And that’s because The CW doesn’t have the streaming rights to previous seasons of shows like Superman & Lois or Gotham Knights, with Tyler Hoechlin’s Superman series airing directly on HBO Max, which has had a direct economic impact on The CW and the Arrowverse: “We don’t have the rights to prior seasons. It was frustrating for us because you can’t tell people to go catch up on Superman & Lois and it’s on HBO Max and it’s the 30th priority there. It’s tough.
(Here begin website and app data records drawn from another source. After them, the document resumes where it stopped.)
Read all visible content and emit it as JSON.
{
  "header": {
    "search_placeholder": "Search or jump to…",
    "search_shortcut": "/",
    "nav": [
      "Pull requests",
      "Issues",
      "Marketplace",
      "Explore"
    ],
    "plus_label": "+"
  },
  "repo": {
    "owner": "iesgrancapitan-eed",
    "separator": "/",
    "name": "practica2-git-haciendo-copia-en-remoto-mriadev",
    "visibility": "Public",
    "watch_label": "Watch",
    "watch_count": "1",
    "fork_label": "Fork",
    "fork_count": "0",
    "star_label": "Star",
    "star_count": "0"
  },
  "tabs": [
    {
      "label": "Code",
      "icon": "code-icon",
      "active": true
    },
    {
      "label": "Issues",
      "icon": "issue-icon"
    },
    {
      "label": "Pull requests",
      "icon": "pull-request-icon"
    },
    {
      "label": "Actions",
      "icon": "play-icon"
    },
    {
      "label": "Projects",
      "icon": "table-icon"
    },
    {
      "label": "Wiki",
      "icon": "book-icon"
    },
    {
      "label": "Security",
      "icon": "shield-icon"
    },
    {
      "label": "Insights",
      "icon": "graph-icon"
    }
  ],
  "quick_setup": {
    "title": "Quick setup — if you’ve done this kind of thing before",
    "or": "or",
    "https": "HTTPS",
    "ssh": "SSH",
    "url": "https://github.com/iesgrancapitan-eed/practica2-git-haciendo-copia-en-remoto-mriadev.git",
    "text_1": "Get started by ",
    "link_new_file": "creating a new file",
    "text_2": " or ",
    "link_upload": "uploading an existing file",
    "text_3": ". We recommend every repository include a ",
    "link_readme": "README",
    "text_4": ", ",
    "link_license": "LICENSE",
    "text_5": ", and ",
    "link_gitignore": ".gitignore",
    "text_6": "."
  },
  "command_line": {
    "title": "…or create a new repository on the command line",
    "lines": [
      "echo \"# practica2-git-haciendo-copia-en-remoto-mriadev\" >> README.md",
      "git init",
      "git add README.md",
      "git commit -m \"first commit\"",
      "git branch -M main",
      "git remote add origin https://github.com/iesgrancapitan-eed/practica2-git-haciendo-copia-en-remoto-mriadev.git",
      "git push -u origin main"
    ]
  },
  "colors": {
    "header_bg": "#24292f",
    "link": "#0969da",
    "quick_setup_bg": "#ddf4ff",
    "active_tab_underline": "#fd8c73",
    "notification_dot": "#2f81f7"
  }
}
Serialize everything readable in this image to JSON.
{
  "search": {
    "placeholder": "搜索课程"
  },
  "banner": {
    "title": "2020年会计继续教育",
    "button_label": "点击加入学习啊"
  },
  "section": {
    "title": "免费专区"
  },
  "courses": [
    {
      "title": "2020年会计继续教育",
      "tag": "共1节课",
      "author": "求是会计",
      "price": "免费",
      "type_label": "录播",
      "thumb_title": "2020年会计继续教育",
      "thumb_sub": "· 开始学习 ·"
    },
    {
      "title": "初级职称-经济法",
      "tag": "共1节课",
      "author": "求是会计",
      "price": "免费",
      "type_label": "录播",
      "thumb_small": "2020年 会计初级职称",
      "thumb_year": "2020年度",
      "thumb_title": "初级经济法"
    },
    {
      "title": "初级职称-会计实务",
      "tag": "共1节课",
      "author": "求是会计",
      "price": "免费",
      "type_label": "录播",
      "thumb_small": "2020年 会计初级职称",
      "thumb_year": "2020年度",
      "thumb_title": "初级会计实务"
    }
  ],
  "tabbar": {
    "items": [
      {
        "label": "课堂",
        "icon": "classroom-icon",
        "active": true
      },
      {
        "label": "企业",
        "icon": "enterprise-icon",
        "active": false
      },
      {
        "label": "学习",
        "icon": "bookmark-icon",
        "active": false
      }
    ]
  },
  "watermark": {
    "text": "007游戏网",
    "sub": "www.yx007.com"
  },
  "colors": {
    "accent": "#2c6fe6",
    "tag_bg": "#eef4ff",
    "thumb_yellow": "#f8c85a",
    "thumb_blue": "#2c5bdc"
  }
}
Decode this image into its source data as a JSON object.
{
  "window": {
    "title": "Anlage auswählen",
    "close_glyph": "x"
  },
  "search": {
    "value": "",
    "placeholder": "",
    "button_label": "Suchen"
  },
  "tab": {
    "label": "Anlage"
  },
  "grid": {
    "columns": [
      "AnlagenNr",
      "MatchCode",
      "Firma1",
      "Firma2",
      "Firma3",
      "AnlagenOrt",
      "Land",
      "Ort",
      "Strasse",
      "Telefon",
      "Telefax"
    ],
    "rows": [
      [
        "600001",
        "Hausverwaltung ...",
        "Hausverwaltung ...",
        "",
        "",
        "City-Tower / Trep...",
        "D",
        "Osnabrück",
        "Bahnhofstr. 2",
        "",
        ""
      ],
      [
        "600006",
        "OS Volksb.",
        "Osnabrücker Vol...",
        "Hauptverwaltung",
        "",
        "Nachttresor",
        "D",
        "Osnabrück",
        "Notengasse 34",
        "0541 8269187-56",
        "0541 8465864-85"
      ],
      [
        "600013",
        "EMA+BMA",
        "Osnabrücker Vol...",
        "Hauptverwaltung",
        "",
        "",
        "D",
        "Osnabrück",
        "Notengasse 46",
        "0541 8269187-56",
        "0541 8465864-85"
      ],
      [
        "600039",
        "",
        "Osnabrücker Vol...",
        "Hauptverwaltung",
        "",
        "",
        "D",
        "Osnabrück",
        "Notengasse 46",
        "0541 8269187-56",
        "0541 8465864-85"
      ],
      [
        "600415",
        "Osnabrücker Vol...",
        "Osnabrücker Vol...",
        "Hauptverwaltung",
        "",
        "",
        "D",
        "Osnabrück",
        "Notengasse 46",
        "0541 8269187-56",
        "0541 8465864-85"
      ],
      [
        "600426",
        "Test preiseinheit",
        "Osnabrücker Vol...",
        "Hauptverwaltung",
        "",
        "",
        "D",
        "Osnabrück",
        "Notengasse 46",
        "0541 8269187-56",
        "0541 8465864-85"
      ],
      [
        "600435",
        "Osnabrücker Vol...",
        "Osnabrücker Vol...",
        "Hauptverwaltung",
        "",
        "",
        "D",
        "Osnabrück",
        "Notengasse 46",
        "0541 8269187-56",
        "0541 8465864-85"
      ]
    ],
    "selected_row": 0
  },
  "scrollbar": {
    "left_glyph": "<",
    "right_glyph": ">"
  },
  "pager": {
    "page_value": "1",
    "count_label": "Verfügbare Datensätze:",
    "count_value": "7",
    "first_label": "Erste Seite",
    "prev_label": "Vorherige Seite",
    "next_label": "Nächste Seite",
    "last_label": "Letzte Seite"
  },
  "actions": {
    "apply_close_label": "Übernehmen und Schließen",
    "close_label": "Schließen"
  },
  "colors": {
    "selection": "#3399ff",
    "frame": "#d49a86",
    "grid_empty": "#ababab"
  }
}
If you want to be in business on a show and connect that show to audiences everywhere, you need to have the whole library,” concludes Brad Schwartz.

Source | The Hollywood Reporter